SMC nurses open door to new age healing
Last Saturday, Santa Monica College’s Student Nursing Association invited students and alternative health advocates to experience “a holistic approach to health.” For attendees, this meant allowing oneself to bathe in the sounds of gongs and Tibetan singing bowls, letting essential oils awaken the senses, or receiving a healing touch from a reiki practitioner while performing a gentler form of yoga. The Integrative Health Symposium was part of an Integrative Health program that Professor Eve Adler received a grant to start at SMC. However, the Symposium itself was the idea of SNA president Johaira Dilauro, who’d always wanted to put on an event like this and decided to go through with it when she became SNA president.
Holistic approaches focus on treating the mind and the body instead of just the symptoms of a condition, something that “makes sense” to Dilauro. “There’s not one person who doesn’t feel like they need to take a deep breath,” said Dilauro.
On why people are revisiting these methods, she said, “I feel like I don’t know that much [technically] when it comes to these things, but I can tell you that I feel it, and it’s raw, and it feels like my body’s been begging for it.”
The event started with sound therapy, or a soundbath, from specialist Guy Douglas. With a set of chakra-based crystal bowls, a gong “tuned to the frequency of the sun,” and an instrument similar to a rainstick, Douglas managed to take a room full of nursing students from tense and stressed to relaxed and grounded after an experience some considered a journey.
He explained how important it is to cease mental chatter. “It actually cancels the chatter in our minds and brings us to almost a meditative state where healing can start," said Douglas. "When we enter the space with these frequencies it's realigning all these frequencies, cleaning the energy within our being.”
Reiki, known as palm healing, was also covered during the symposium. Tania Ranjeva, who presented it at the event, considered it a calling. “I always felt I had a healing power and I’ve been drawn to alternative healing from an early age,” said Ranjeva.

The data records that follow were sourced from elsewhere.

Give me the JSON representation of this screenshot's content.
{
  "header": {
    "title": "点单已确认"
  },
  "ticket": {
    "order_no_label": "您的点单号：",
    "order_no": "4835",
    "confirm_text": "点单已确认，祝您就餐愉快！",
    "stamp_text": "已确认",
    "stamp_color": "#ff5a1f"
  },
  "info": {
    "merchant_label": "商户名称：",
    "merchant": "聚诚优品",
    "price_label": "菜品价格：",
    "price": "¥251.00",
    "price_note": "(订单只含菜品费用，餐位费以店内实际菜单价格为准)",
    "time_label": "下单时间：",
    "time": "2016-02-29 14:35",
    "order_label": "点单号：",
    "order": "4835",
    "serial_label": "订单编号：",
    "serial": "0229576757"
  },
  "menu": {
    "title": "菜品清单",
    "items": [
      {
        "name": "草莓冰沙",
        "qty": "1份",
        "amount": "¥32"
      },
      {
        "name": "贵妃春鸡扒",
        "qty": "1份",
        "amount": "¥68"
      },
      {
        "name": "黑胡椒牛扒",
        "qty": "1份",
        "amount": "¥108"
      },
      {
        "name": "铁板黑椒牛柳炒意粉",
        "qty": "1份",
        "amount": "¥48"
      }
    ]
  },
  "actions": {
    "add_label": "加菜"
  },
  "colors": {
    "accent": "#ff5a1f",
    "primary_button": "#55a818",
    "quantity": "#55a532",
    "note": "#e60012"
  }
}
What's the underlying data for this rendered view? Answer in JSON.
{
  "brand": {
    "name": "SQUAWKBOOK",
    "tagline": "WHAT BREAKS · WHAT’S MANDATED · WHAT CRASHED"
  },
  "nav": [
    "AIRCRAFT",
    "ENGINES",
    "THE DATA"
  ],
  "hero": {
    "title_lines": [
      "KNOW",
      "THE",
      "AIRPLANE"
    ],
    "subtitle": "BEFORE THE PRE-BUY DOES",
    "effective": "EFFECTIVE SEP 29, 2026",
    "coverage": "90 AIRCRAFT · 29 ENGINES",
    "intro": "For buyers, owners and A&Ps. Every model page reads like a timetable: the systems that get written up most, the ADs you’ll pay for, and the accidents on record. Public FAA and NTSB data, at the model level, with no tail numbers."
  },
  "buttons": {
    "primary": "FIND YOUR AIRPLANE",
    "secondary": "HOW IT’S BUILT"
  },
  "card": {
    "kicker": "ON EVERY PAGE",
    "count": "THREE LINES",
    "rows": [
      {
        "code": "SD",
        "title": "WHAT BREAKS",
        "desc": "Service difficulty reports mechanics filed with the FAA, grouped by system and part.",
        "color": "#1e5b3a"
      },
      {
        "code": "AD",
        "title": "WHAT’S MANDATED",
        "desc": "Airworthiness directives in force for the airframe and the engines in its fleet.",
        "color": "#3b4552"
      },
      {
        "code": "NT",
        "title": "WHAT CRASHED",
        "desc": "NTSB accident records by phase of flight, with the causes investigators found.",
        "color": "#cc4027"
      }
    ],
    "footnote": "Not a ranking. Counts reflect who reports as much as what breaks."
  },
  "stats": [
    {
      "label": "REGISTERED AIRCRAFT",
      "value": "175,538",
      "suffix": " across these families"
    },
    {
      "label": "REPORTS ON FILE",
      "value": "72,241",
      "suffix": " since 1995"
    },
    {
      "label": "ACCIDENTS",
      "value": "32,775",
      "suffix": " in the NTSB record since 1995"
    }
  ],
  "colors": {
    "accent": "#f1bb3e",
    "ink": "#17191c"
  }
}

She explains that Reiki is healing energy from the universe that heals through the hands of a practitioner, who basically functions as a vehicle for such energy. It also aids in self-care, which is important for anyone but is especially important for nurses. “For nurses it's essential to do self-care because you care so much for other people that a lot of times people feel depleted,” said Ranjeva. Event attendees were able to sign up for a Reiki class for the beginning of next year, and anyone interested can contact Dilauro for details.
Aromatherapy, a more familiar form of alternative healing that goes back to the ancient oil trade, was presented by Shirley Martin, a doTERRA representative. Not trying to knock Western medicine, Martin emphasized the public’s lack of knowledge of what’s in a given prescription. “There are side effects to pills and we don’t know what’s in them," said Martin. "There’s fillers that have side effects and you have to take something else to counteract that side effect.”
In between showing attendees the various uses of essential oils, Martin shared her own experiences with the oils and how they combated MRSA and acne, arguably a testimony about their effectiveness in providing “that balance, that constant zen you could say, of being well.”
After a lunch break where most people spent more time getting free "essential oils" than eating, attendees heard from Stefanie LaRue, a stage four metastatic breast cancer survivor whose story moved the room to tears. Diagnosed at 30 years old after three hospitals declared her healthy, she was told she had six months to a year to live; That was nine years ago.
La Rue turned to many of the treatments discussed earlier in the day, but had to find out about them by herself. She now advocates for giving people options, including alternative treatments. “I wanted options so I could make the best choices for myself," said LaRue. "Desiring that for myself made me realize that others probably desired it, so that inspired me to become an advocate to help share all the educational information out there we need to learn about how to live a better quality of life.”
The Symposium ended with Urban Zen, a stress relieving treatment that includes Reiki, yoga, and aromatherapy. After Casey Cota of Yogaworks led a shortened, “gentler” yoga class, and goodie bags of free memberships to David Barton Gym and Yogaworks were handed out, attendees went home with a taste of “constant zen” if nothing else.